What is a US Visa, Types of US Visas, and How to Apply
A US Visa Is a Permit to Apply to Enter the U.S.
If you are a citizen of a foreign country who wishes to enter the United States, you are generally required to obtain a US visa, which will allow you to present yourself to an immigration official at the U.S. border for entry into the U.S. A visa is normally obtained at a U.S. Consulate outside the United States. It classifies the visit as business, tourism, etc. and is usually valid for multiple visits to the United States during a specified period of time.
A US visa does not guarantee entry into the United States. A visa is issued by a Department of State Consular Office abroad, but a separate U.S. agency, the U.S. Customs and Border Protection (CBP), has authority to deny admission at the port of entry. Also, the period for which you are authorized to remain in the U.S. is determined by the USCIS, not the Department of State Consular Office. At the port of entry, a CBP official must authorize your admission to the U.S.
- An immigrant visa (Green Card) is given to someone who intends to live and work permanently in the United States. In most cases, your relative or employer sends an application to the USCIS for you (the beneficiary) to become an immigrant (“legal permanent resident”) and obtain a Green Card. Certain applicants such as investors, workers with extraordinary ability, and certain special immigrants can petition on their own behalf.
- A nonimmigrant visa (US visa) is given to someone who lives in another country and wishes to come temporarily to the United States for a specific purpose. Nonimmigrant visas are given to people such as tourists, business people, students, temporary workers, and diplomats.
Who Needs a US Visa?
Anyone who is traveling to the United States to become an immigrant (legal permanent resident, Green Card holder) must have an immigrant visa. In addition, most people who want to travel to the U.S. as nonimmigrants require a visa. Under the Visa Waiver Program, nationals of qualified countries do not require a visa to apply to enter the U.S. as a visitor for business or pleasure if staying for no more than 90 days. In addition, Canadians do not generally require a nonimmigrant (visitor) visa unless they are coming to the United States as a Treaty Trader. Some other categories of aliens do not require visas.
- US Visas (Nonimmigrant Visas)
- Green Card Issues (US Immigrant Visas, US Immigration)
- US Work Visas (US Employment Visas) (whether immigrant or nonimmigrant)
- Visa Waiver Program (for entering without a visa)
Visa Ineligibility / Waiver
There are categories of persons ineligible to receive visas under U.S. law. In some instances an applicant who is ineligible, but who is otherwise properly classifiable as a visitor, may apply for a waiver of ineligibility and be issued a visa if the waiver is approved. If you are found to be ineligible, the consular officer will advise you of any waivers.
If My US Visa is Denied

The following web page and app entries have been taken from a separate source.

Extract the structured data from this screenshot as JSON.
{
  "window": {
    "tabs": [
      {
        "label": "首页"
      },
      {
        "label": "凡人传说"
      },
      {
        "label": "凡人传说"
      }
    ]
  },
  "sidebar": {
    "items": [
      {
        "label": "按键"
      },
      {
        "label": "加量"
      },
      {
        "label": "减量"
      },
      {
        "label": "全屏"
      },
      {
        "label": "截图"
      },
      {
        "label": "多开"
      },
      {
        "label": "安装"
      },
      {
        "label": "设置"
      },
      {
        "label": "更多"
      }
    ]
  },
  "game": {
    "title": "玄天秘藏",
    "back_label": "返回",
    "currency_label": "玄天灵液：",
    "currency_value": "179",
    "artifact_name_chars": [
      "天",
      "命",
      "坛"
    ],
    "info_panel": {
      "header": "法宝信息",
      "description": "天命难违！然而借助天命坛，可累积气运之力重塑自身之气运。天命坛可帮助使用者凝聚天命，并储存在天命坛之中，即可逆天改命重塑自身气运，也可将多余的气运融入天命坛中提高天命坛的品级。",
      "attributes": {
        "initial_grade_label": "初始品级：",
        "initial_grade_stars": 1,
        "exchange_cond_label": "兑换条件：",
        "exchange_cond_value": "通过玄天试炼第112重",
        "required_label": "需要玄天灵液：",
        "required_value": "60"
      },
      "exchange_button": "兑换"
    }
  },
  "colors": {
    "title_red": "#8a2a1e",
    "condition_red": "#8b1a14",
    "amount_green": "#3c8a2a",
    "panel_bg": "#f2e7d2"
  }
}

For an explanation of the most common circumstance under which a US visa is denied, as well as your right to reapply, see Visa Denied, Visa Refused Under 214b (Nonimmigrant Visa Denials, Visa Refusals).
How Do I Extend a US Visa?
Certain visas may be revalidated in the U.S., while others must be reissued at a U.S. consulate or embassy abroad. In any event, you should understand that your permission to remain in the United States is determined by the Arrival-Departure Record (Form I-94) that you receive from the CBP when you enter the country. If you want to stay longer than the date authorized by your CBP Form I-94, you must apply for an extension with the U.S. Citizenship and Immigration Services (the USCIS generally will not extend your stay longer than the validity of your visa).